• _Problem to work on_
Retype the entire listing, keeping every word as it is.

• _Working data_
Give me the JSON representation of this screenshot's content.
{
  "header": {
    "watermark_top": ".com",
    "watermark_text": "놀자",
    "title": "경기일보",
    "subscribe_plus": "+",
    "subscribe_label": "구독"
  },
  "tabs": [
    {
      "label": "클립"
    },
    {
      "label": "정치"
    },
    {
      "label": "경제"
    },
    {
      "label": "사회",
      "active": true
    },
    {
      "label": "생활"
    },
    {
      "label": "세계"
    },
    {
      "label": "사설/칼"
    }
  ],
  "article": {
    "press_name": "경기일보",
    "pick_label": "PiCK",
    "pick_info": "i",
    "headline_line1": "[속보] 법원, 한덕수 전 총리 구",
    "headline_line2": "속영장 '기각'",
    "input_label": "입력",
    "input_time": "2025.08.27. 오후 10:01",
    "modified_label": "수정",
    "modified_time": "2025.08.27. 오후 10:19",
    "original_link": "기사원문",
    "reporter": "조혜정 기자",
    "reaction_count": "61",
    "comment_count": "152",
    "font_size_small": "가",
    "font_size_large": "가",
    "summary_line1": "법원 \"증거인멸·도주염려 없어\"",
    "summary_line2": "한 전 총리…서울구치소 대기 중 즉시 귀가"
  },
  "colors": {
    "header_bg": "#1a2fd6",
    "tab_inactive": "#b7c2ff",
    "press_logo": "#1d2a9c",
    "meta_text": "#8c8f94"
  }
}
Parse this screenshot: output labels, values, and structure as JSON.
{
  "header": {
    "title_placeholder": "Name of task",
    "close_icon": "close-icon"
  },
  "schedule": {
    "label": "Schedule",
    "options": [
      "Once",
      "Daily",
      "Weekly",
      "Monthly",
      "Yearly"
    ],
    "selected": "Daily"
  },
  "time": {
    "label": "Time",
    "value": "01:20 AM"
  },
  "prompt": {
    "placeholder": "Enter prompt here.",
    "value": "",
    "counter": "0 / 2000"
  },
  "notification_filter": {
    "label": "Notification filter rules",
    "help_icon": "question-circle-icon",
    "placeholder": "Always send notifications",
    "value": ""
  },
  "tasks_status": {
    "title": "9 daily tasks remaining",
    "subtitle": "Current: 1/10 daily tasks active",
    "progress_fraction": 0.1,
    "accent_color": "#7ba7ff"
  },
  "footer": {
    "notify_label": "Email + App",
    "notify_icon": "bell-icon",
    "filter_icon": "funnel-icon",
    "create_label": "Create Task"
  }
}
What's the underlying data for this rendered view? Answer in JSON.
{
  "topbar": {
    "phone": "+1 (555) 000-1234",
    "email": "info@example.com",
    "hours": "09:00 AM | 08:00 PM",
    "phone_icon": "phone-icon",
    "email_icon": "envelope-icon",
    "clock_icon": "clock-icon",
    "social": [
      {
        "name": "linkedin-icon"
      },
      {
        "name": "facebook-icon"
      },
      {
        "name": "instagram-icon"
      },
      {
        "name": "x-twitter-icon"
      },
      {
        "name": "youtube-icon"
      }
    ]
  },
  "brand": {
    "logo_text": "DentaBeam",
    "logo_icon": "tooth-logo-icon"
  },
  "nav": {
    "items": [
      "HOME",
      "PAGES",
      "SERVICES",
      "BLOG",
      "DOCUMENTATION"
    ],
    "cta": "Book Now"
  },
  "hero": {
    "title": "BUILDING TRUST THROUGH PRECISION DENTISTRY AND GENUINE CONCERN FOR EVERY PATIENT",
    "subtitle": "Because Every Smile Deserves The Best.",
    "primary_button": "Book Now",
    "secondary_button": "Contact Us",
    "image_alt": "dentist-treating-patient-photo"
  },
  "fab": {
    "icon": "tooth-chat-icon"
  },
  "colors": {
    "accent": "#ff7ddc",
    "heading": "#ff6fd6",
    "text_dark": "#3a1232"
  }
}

• _Exercise response_
Give me the JSON representation of this screenshot's content.
{
  "header": {
    "watermark_top": ".com",
    "watermark_text": "놀자",
    "title": "경기일보",
    "subscribe_plus": "+",
    "subscribe_label": "구독"
  },
  "tabs": [
    {
      "label": "클립"
    },
    {
      "label": "정치"
    },
    {
      "label": "경제"
    },
    {
      "label": "사회",
      "active": true
    },
    {
      "label": "생활"
    },
    {
      "label": "세계"
    },
    {
      "label": "사설/칼"
    }
  ],
  "article": {
    "press_name": "경기일보",
    "pick_label": "PiCK",
    "pick_info": "i",
    "headline_line1": "[속보] 법원, 한덕수 전 총리 구",
    "headline_line2": "속영장 '기각'",
    "input_label": "입력",
    "input_time": "2025.08.27. 오후 10:01",
    "modified_label": "수정",
    "modified_time": "2025.08.27. 오후 10:19",
    "original_link": "기사원문",
    "reporter": "조혜정 기자",
    "reaction_count": "61",
    "comment_count": "152",
    "font_size_small": "가",
    "font_size_large": "가",
    "summary_line1": "법원 \"증거인멸·도주염려 없어\"",
    "summary_line2": "한 전 총리…서울구치소 대기 중 즉시 귀가"
  },
  "colors": {
    "header_bg": "#1a2fd6",
    "tab_inactive": "#b7c2ff",
    "press_logo": "#1d2a9c",
    "meta_text": "#8c8f94"
  }
}
Parse this screenshot: output labels, values, and structure as JSON.
{
  "header": {
    "title_placeholder": "Name of task",
    "close_icon": "close-icon"
  },
  "schedule": {
    "label": "Schedule",
    "options": [
      "Once",
      "Daily",
      "Weekly",
      "Monthly",
      "Yearly"
    ],
    "selected": "Daily"
  },
  "time": {
    "label": "Time",
    "value": "01:20 AM"
  },
  "prompt": {
    "placeholder": "Enter prompt here.",
    "value": "",
    "counter": "0 / 2000"
  },
  "notification_filter": {
    "label": "Notification filter rules",
    "help_icon": "question-circle-icon",
    "placeholder": "Always send notifications",
    "value": ""
  },
  "tasks_status": {
    "title": "9 daily tasks remaining",
    "subtitle": "Current: 1/10 daily tasks active",
    "progress_fraction": 0.1,
    "accent_color": "#7ba7ff"
  },
  "footer": {
    "notify_label": "Email + App",
    "notify_icon": "bell-icon",
    "filter_icon": "funnel-icon",
    "create_label": "Create Task"
  }
}
What's the underlying data for this rendered view? Answer in JSON.
{
  "topbar": {
    "phone": "+1 (555) 000-1234",
    "email": "info@example.com",
    "hours": "09:00 AM | 08:00 PM",
    "phone_icon": "phone-icon",
    "email_icon": "envelope-icon",
    "clock_icon": "clock-icon",
    "social": [
      {
        "name": "linkedin-icon"
      },
      {
        "name": "facebook-icon"
      },
      {
        "name": "instagram-icon"
      },
      {
        "name": "x-twitter-icon"
      },
      {
        "name": "youtube-icon"
      }
    ]
  },
  "brand": {
    "logo_text": "DentaBeam",
    "logo_icon": "tooth-logo-icon"
  },
  "nav": {
    "items": [
      "HOME",
      "PAGES",
      "SERVICES",
      "BLOG",
      "DOCUMENTATION"
    ],
    "cta": "Book Now"
  },
  "hero": {
    "title": "BUILDING TRUST THROUGH PRECISION DENTISTRY AND GENUINE CONCERN FOR EVERY PATIENT",
    "subtitle": "Because Every Smile Deserves The Best.",
    "primary_button": "Book Now",
    "secondary_button": "Contact Us",
    "image_alt": "dentist-treating-patient-photo"
  },
  "fab": {
    "icon": "tooth-chat-icon"
  },
  "colors": {
    "accent": "#ff7ddc",
    "heading": "#ff6fd6",
    "text_dark": "#3a1232"
  }
}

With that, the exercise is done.